For whatever reason, when the CWA compiled their list of the top 100 crime novels in 1990, they included what I’d call pure thrillers. Alistair MacLean, Desmond Bagley, Jack Higgins: names I will always associate with my dad’s bookshelf. So when I started this blog I went home to conduct a daring dawn raid, only to find he’d charity-shopped the lot. So this copy comes from Ellis Books on Norwich market.
The classic thriller, or ‘books with Nazis on the front’, as I think of them, is not a genre I’ve really explored, and personally I wouldn’t include them in a crime list. But I’ve spent a lot of time on ‘pure’ crime this year, so I decided to give MacLean a whirl.
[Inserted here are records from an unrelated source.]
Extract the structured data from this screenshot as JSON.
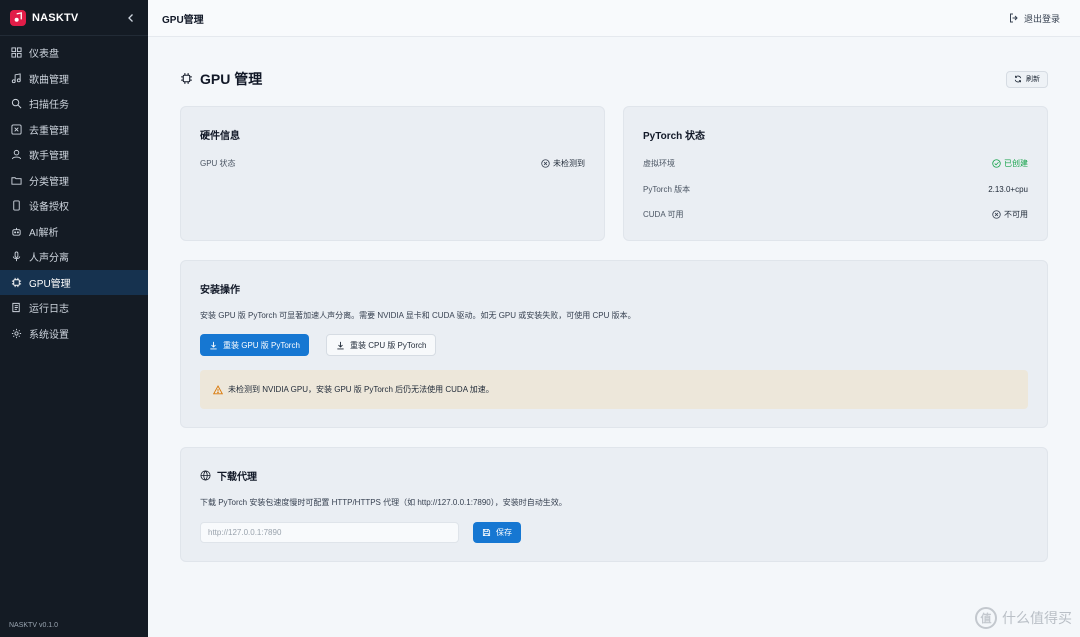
{
  "app": {
    "name": "NASKTV",
    "version": "NASKTV v0.1.0"
  },
  "sidebar": {
    "items": [
      {
        "label": "仪表盘",
        "icon": "dashboard-icon"
      },
      {
        "label": "歌曲管理",
        "icon": "music-icon"
      },
      {
        "label": "扫描任务",
        "icon": "search-icon"
      },
      {
        "label": "去重管理",
        "icon": "dedupe-icon"
      },
      {
        "label": "歌手管理",
        "icon": "user-icon"
      },
      {
        "label": "分类管理",
        "icon": "folder-icon"
      },
      {
        "label": "设备授权",
        "icon": "device-icon"
      },
      {
        "label": "AI解析",
        "icon": "robot-icon"
      },
      {
        "label": "人声分离",
        "icon": "mic-icon"
      },
      {
        "label": "GPU管理",
        "icon": "chip-icon",
        "active": true
      },
      {
        "label": "运行日志",
        "icon": "log-icon"
      },
      {
        "label": "系统设置",
        "icon": "gear-icon"
      }
    ]
  },
  "topbar": {
    "title": "GPU管理",
    "logout": "退出登录"
  },
  "page": {
    "title": "GPU 管理",
    "refresh": "刷新"
  },
  "hardware": {
    "title": "硬件信息",
    "rows": [
      {
        "label": "GPU 状态",
        "value": "未检测到"
      }
    ]
  },
  "pytorch": {
    "title": "PyTorch 状态",
    "rows": [
      {
        "label": "虚拟环境",
        "value": "已创建",
        "status": "ok"
      },
      {
        "label": "PyTorch 版本",
        "value": "2.13.0+cpu"
      },
      {
        "label": "CUDA 可用",
        "value": "不可用",
        "status": "no"
      }
    ]
  },
  "install": {
    "title": "安装操作",
    "desc": "安装 GPU 版 PyTorch 可显著加速人声分离。需要 NVIDIA 显卡和 CUDA 驱动。如无 GPU 或安装失败，可使用 CPU 版本。",
    "gpu_button": "重装 GPU 版 PyTorch",
    "cpu_button": "重装 CPU 版 PyTorch",
    "warning": "未检测到 NVIDIA GPU，安装 GPU 版 PyTorch 后仍无法使用 CUDA 加速。"
  },
  "proxy": {
    "title": "下载代理",
    "desc": "下载 PyTorch 安装包速度慢时可配置 HTTP/HTTPS 代理（如 http://127.0.0.1:7890），安装时自动生效。",
    "placeholder": "http://127.0.0.1:7890",
    "save": "保存"
  },
  "colors": {
    "primary": "#1677d2",
    "sidebar": "#141b24",
    "active": "#16324f",
    "success": "#16a34a",
    "warning": "#d97706"
  },
  "watermark": {
    "symbol": "值",
    "text": "什么值得买"
  }
}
In The Guns of Navarone, we are in Greece, during World War Two. There are 1,200 British troops stationed on the island of Kheros in the Aegean sea. In the past few weeks the Germans have retaken most of the Greek islands, and Kheros will be next. Normally the British would order an evacuation, but there are two problems: the guns of Navarone. These enormous cannons, buried deep in a cave on the island of Navarone, dominate the naval route to Kheros and would destroy passing evacuation ships in a matter of moments.
They cannot be bombed out from the air, and naval assault is impossible. The only chance is a guerrilla assault. Jensen, the ‘brilliantly successful Chief of Operations of the Subversive Operation Executive in Cairo,’ assembles a crack team with the right skills for the job.
It’s an ensemble piece. The leader of the group is Captain Keith Mallory, ‘skilled saboteur, first-class organiser and eighteen unscathed months in the White Mountains of Crete’, and more importantly for the mission, ‘the greatest rock climber New Zealand has ever produced.’ Mallory is assisted by:
- Dusty Miller, a laid-back American saboteur. Having said this isn’t a crime novel, Miller proves himself quite the detective at a crucial juncture.
- Andrea, a seemingly indestructible Greek giant, veteran of the Balkans and more recently Mallory’s lieutenant in Greece. (Andrea is unfortunately reminiscent of Asterix’s friend Obelix who fell into the magic potion as a baby.)
- Scottish engineer Casey Brown.
- Andy Stevens, the youngster in the group, another mountaineer, inexperienced and secretly afraid.
Disguised as Greeks, they take a small boat to Navarone, dodging German patrols and gun emplacements, and begin a seemingly impossible climb of the island’s cliffs.
The Germans are, improbably for men on a remote Greek island, crack troops, and for the most part worthy opponents. One of their leaders is a Hauptmann Skoda, who is so improbably Nazi-ish that I can only assume MacLean had his tongue firmly in his cheek when he wrote him:
a small, thin man in his late thirties, neat, dapper, debonair and wholly evil. There was something innately evil about the long, corded neck that stretched up scrawnily above his padded shoulders… thin, bloodless lips… high cheekbones… sabre scar… wetly-gleaming hair… [etc. etc.] one instinctively knew that the crease of his trousers, the polish of the jack-boots, would be beyond reproach.
You can probably guess how it all ends for Skoda.
Ultimately, The Guns of Navarone is a hard-bitten adventure story very much of its time, but none the worse for that.
Final destination: A keeper
Past Offences by Rich Westwood is licensed under a Creative Commons Attribution-NonCommercial-NoDerivs 3.0 Unported License.